Mind you, I’m not saying we should all buy guns and shoot at anything that moves and vaguely looks like a threat. But as things are now, becoming a nation of neutered adults, I don’t think that’s the solution either.
Nature is cruel.
There’s a mindset I’ve seen cropping up more and more in the last few years. Last week’s conversation with somebody illustrated it well.
She remarked that it wasn’t fair how the small house sparrows got their food taken away by the big-ass crows. The crows always attacked them for the food she left out in the garden and never, ever lost that fight. We talked a bit about the way nature works and it struck me that I seemed to be in a different dimension than her: I don’t expect nature to be fair. I also don’t hate it or get angry at it. Nature just is. A hurricane doesn’t care whose house it levels. A tsunami doesn’t give a damn who it drowns.
People are apparently so unaccustomed to nature tearing them a new one that they believe it shouldn’t happen at all. Our society has come to the point that it can handle pretty much any attack from nature. Not as in withstanding it 100% but at the very least mitigate the effects and for sure, clean up and rebuild afterwards. When nature suddenly strikes and there’s nothing you can do, it can be frightening if you’ve lived in that fantasy world where earthquakes and floods are things that only happen to other people, in far away countries.
Again, there’s this theme of not taking responsibility and believing (however erroneously) that “It can’t happen to me!” which brings everything back full circle with the original article.
I agree with the author. People no longer have realistic ideas about violence because they don’t know what it is to fight or defend yourself. As a result, they make bad decisions or take the wrong course of action and eventually end up in a violent situation. They don’t know what to do then and mess up. Afterwards, they are shattered and traumatized by the event. Because nobody else understands violence either, they can’t really talk about it and it feels even worse.
The root cause I see here is refusing to take responsibility for your own actions and safety along with a refusal to accept that reality and life are larger than your little neck of the woods. Somehow, a lot of people have lost track of that and this article reminds us that it didn’t used to be like this.
We can argue about what caused all this or we can move on and try to fix it. Me, I vote for the latter. Which is why I teach my children how to defend themselves and explain to them how there are also bad people in this world. I also don’t expect anybody to solve my problems for me. If I dig myself into a pit, I’ll claw out of it myself.
There’s nothing heroic or special about this. It’s the way people should behave IMO. You don’t get an applause or a cookie for doing what you were supposed to do in the first place. I guess some people need to get punched in the face more often before they learn that lesson.
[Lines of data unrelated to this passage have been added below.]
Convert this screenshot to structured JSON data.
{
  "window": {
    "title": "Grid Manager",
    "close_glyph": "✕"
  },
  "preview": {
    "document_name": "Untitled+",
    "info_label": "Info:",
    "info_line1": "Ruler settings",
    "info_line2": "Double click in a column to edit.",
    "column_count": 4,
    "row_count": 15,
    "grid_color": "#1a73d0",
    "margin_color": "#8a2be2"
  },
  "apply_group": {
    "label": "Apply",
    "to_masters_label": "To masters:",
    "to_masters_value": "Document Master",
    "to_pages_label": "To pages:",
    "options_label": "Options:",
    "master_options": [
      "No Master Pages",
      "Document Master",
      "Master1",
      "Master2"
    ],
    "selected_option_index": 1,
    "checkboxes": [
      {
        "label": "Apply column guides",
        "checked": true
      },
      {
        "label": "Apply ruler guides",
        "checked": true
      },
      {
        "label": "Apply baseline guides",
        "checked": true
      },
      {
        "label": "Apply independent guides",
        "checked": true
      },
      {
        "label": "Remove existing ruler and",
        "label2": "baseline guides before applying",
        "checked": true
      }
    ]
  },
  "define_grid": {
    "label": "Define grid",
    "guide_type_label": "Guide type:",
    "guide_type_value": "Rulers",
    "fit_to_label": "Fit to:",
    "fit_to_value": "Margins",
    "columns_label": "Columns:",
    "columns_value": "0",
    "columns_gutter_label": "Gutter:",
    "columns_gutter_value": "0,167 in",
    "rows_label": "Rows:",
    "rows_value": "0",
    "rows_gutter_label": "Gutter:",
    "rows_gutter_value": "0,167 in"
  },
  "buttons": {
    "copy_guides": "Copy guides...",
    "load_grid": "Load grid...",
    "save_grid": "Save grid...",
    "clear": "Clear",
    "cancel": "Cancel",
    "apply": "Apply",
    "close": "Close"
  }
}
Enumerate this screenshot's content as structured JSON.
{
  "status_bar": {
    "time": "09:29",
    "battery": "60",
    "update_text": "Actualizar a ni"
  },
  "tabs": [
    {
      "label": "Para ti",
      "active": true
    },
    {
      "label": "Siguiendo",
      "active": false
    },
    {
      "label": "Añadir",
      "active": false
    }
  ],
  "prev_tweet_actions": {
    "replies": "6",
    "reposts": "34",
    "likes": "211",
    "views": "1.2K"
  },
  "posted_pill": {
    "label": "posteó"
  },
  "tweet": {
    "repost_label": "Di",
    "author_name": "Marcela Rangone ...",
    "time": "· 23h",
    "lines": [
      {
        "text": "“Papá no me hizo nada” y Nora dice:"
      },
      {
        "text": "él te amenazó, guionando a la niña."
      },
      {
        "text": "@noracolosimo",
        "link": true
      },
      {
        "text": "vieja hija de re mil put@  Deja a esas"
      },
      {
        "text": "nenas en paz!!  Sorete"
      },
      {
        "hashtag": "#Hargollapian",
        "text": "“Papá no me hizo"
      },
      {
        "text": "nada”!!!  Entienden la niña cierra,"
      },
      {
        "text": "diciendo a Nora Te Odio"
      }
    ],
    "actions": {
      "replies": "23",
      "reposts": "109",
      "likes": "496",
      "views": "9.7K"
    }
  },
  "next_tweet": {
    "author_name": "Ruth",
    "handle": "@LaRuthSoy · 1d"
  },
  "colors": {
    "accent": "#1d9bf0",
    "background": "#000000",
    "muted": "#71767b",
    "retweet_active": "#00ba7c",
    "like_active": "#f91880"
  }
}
UPDATE: A few people pointed to some inflammatory statements of the author in that original article. I understand your point but that wasn’t what I am talking about here. I also don’t agree with everything he wrote (not by a long shot) but some of his points are spot on in my opinion. I tried to give my own perspective on those here on my blog. No more, no less.